Assigned task
Pull out every line in the data that has the string "Ctrl" in it.

Entries supplied
────────────────────────────────────────

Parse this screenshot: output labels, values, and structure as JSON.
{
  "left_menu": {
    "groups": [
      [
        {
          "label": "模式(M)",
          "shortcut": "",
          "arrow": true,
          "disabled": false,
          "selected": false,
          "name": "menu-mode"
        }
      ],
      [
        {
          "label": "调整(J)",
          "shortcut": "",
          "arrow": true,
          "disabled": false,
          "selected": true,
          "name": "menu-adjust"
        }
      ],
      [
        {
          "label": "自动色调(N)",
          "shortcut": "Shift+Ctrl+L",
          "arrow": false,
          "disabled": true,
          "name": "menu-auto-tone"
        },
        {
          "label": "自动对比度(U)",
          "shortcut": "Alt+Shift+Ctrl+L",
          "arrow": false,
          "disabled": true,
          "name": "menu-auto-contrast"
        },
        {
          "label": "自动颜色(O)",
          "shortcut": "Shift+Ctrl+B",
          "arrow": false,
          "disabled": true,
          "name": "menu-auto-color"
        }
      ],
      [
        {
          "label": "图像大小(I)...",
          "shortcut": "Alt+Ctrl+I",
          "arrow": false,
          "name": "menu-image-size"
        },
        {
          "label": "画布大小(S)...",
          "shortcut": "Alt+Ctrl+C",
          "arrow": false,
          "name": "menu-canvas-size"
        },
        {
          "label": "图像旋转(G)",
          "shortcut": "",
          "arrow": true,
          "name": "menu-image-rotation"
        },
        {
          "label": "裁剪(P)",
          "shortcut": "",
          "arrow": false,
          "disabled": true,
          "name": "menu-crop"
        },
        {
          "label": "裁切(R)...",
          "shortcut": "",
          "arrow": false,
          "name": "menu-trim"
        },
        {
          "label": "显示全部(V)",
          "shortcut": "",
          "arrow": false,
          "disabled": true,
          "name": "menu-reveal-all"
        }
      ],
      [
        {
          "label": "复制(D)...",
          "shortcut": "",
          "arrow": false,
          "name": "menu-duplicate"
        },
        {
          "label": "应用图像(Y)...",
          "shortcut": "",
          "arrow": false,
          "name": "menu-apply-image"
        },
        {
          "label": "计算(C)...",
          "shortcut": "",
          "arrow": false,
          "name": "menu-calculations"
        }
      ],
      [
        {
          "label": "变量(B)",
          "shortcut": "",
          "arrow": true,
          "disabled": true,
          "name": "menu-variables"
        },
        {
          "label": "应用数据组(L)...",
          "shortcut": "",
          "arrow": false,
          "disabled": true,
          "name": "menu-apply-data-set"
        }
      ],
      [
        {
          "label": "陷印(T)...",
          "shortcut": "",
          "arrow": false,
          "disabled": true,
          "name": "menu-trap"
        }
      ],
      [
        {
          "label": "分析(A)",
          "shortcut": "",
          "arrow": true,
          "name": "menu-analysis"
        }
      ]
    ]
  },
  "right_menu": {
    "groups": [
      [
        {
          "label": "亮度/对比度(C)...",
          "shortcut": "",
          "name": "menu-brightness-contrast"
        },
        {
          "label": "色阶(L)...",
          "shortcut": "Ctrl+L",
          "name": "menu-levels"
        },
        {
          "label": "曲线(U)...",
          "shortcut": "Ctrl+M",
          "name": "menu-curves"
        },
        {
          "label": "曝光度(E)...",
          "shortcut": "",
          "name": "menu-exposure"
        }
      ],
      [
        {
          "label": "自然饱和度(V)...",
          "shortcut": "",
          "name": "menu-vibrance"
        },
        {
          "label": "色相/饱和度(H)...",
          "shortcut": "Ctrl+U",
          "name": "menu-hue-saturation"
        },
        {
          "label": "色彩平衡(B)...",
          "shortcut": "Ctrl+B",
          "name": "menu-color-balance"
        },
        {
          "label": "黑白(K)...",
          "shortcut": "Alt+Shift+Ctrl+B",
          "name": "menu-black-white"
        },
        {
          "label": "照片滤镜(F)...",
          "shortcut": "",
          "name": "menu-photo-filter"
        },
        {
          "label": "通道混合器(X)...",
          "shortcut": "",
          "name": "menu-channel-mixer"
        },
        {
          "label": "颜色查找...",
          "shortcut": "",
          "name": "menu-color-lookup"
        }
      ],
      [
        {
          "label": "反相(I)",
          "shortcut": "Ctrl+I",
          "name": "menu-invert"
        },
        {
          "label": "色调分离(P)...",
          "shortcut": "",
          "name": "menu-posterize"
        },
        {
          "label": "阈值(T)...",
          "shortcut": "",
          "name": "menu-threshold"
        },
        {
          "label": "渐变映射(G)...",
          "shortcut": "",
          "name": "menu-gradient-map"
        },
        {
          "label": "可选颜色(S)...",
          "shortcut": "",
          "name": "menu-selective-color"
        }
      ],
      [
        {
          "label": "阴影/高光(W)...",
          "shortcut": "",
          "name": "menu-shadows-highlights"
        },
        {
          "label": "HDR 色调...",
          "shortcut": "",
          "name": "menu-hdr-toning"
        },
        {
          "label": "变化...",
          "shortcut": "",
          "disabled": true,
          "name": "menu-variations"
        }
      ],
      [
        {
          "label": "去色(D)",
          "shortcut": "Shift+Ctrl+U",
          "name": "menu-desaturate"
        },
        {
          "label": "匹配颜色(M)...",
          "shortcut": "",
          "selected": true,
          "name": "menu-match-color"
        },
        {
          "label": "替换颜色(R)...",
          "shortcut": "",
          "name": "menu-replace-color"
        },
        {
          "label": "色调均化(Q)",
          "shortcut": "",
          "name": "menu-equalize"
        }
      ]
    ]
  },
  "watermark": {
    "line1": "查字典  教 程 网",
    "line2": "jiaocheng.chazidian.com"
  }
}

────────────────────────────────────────

Result of the task
          "shortcut": "Shift+Ctrl+L",
          "shortcut": "Alt+Shift+Ctrl+L",
          "shortcut": "Shift+Ctrl+B",
          "shortcut": "Alt+Ctrl+I",
          "shortcut": "Alt+Ctrl+C",
          "shortcut": "Ctrl+L",
          "shortcut": "Ctrl+M",
          "shortcut": "Ctrl+U",
          "shortcut": "Ctrl+B",
          "shortcut": "Alt+Shift+Ctrl+B",
          "shortcut": "Ctrl+I",
          "shortcut": "Shift+Ctrl+U",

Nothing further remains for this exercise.